Interface dataset entries:
++++++++

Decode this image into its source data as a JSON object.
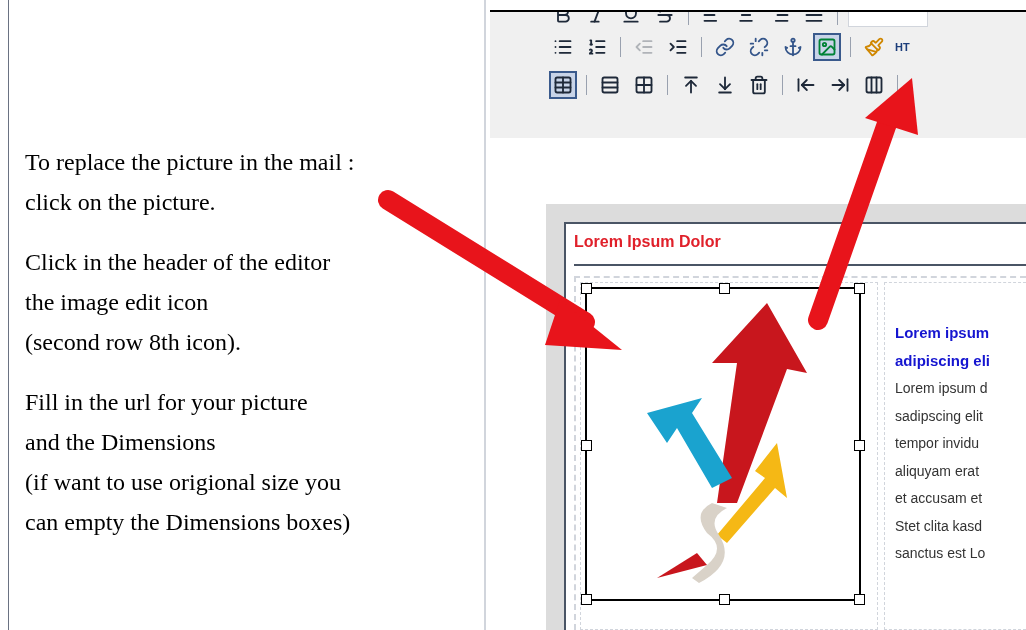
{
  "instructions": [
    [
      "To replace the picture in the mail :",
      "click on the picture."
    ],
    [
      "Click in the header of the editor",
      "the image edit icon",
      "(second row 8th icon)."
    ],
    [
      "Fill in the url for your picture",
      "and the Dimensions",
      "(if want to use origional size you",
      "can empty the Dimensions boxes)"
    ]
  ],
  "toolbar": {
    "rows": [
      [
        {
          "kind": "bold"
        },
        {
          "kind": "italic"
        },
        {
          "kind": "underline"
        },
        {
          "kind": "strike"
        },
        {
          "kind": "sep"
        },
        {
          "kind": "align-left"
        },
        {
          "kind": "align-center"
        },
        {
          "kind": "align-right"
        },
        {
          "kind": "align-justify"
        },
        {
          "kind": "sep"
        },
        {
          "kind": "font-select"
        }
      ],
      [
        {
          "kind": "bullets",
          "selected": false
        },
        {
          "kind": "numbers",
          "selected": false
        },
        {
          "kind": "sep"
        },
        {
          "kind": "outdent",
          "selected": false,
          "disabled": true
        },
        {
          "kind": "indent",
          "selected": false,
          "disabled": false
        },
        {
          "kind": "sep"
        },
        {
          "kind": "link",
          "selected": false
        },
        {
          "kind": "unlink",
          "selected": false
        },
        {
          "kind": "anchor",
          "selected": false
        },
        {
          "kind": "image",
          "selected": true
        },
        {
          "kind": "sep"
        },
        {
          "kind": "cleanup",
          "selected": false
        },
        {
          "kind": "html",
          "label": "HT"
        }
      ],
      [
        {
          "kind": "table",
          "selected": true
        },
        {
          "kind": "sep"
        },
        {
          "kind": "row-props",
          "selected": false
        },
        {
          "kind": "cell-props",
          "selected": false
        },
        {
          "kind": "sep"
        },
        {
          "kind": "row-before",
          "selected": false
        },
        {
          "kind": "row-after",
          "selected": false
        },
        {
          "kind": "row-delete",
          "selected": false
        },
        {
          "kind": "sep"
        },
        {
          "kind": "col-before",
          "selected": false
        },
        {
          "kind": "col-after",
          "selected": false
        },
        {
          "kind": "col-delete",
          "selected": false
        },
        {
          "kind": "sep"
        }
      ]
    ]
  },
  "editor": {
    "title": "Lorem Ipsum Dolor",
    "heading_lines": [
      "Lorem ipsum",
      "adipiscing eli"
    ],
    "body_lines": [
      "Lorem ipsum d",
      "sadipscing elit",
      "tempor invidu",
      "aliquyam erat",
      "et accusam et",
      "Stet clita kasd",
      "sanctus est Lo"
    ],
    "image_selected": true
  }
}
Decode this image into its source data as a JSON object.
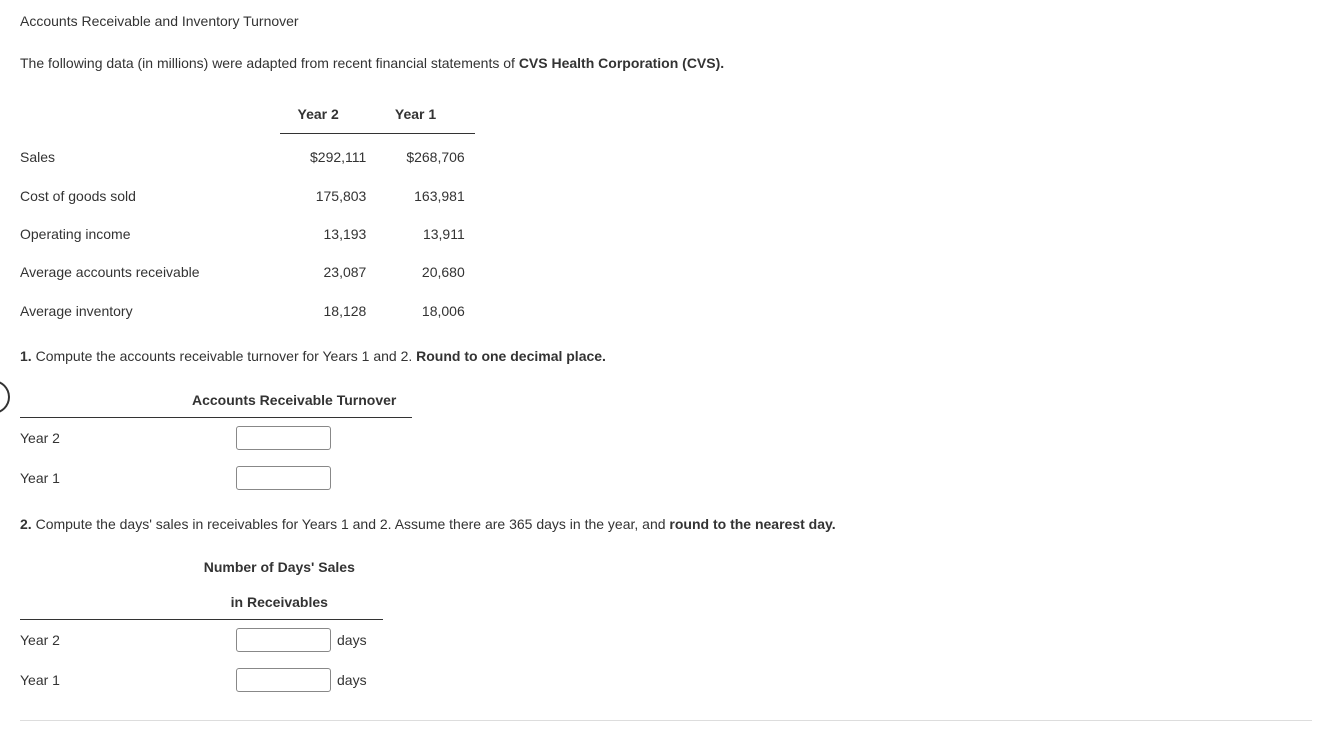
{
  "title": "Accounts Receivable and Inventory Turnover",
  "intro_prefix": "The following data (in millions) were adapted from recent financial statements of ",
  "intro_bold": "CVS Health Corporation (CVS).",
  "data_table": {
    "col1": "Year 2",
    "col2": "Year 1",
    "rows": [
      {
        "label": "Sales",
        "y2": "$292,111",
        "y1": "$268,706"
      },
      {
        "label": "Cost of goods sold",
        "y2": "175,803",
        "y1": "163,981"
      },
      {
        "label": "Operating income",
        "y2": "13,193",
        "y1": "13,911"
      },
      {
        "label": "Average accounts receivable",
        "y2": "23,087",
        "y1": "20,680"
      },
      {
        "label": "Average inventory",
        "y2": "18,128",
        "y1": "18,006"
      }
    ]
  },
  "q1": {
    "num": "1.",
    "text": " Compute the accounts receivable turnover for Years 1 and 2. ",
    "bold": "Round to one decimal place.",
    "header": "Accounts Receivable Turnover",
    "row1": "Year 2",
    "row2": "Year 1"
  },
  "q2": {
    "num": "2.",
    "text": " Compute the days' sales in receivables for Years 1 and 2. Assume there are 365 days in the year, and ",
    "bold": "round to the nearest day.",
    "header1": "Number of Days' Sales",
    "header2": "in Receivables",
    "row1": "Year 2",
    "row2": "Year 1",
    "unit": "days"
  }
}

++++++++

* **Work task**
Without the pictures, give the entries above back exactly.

* **Task solution**
Decode this image into its source data as a JSON object.
{
  "instructions": [
    [
      "To replace the picture in the mail :",
      "click on the picture."
    ],
    [
      "Click in the header of the editor",
      "the image edit icon",
      "(second row 8th icon)."
    ],
    [
      "Fill in the url for your picture",
      "and the Dimensions",
      "(if want to use origional size you",
      "can empty the Dimensions boxes)"
    ]
  ],
  "toolbar": {
    "rows": [
      [
        {
          "kind": "bold"
        },
        {
          "kind": "italic"
        },
        {
          "kind": "underline"
        },
        {
          "kind": "strike"
        },
        {
          "kind": "sep"
        },
        {
          "kind": "align-left"
        },
        {
          "kind": "align-center"
        },
        {
          "kind": "align-right"
        },
        {
          "kind": "align-justify"
        },
        {
          "kind": "sep"
        },
        {
          "kind": "font-select"
        }
      ],
      [
        {
          "kind": "bullets",
          "selected": false
        },
        {
          "kind": "numbers",
          "selected": false
        },
        {
          "kind": "sep"
        },
        {
          "kind": "outdent",
          "selected": false,
          "disabled": true
        },
        {
          "kind": "indent",
          "selected": false,
          "disabled": false
        },
        {
          "kind": "sep"
        },
        {
          "kind": "link",
          "selected": false
        },
        {
          "kind": "unlink",
          "selected": false
        },
        {
          "kind": "anchor",
          "selected": false
        },
        {
          "kind": "image",
          "selected": true
        },
        {
          "kind": "sep"
        },
        {
          "kind": "cleanup",
          "selected": false
        },
        {
          "kind": "html",
          "label": "HT"
        }
      ],
      [
        {
          "kind": "table",
          "selected": true
        },
        {
          "kind": "sep"
        },
        {
          "kind": "row-props",
          "selected": false
        },
        {
          "kind": "cell-props",
          "selected": false
        },
        {
          "kind": "sep"
        },
        {
          "kind": "row-before",
          "selected": false
        },
        {
          "kind": "row-after",
          "selected": false
        },
        {
          "kind": "row-delete",
          "selected": false
        },
        {
          "kind": "sep"
        },
        {
          "kind": "col-before",
          "selected": false
        },
        {
          "kind": "col-after",
          "selected": false
        },
        {
          "kind": "col-delete",
          "selected": false
        },
        {
          "kind": "sep"
        }
      ]
    ]
  },
  "editor": {
    "title": "Lorem Ipsum Dolor",
    "heading_lines": [
      "Lorem ipsum",
      "adipiscing eli"
    ],
    "body_lines": [
      "Lorem ipsum d",
      "sadipscing elit",
      "tempor invidu",
      "aliquyam erat",
      "et accusam et",
      "Stet clita kasd",
      "sanctus est Lo"
    ],
    "image_selected": true
  }
}
Decode this image into its source data as a JSON object.
{
  "title": "Accounts Receivable and Inventory Turnover",
  "intro_prefix": "The following data (in millions) were adapted from recent financial statements of ",
  "intro_bold": "CVS Health Corporation (CVS).",
  "data_table": {
    "col1": "Year 2",
    "col2": "Year 1",
    "rows": [
      {
        "label": "Sales",
        "y2": "$292,111",
        "y1": "$268,706"
      },
      {
        "label": "Cost of goods sold",
        "y2": "175,803",
        "y1": "163,981"
      },
      {
        "label": "Operating income",
        "y2": "13,193",
        "y1": "13,911"
      },
      {
        "label": "Average accounts receivable",
        "y2": "23,087",
        "y1": "20,680"
      },
      {
        "label": "Average inventory",
        "y2": "18,128",
        "y1": "18,006"
      }
    ]
  },
  "q1": {
    "num": "1.",
    "text": " Compute the accounts receivable turnover for Years 1 and 2. ",
    "bold": "Round to one decimal place.",
    "header": "Accounts Receivable Turnover",
    "row1": "Year 2",
    "row2": "Year 1"
  },
  "q2": {
    "num": "2.",
    "text": " Compute the days' sales in receivables for Years 1 and 2. Assume there are 365 days in the year, and ",
    "bold": "round to the nearest day.",
    "header1": "Number of Days' Sales",
    "header2": "in Receivables",
    "row1": "Year 2",
    "row2": "Year 1",
    "unit": "days"
  }
}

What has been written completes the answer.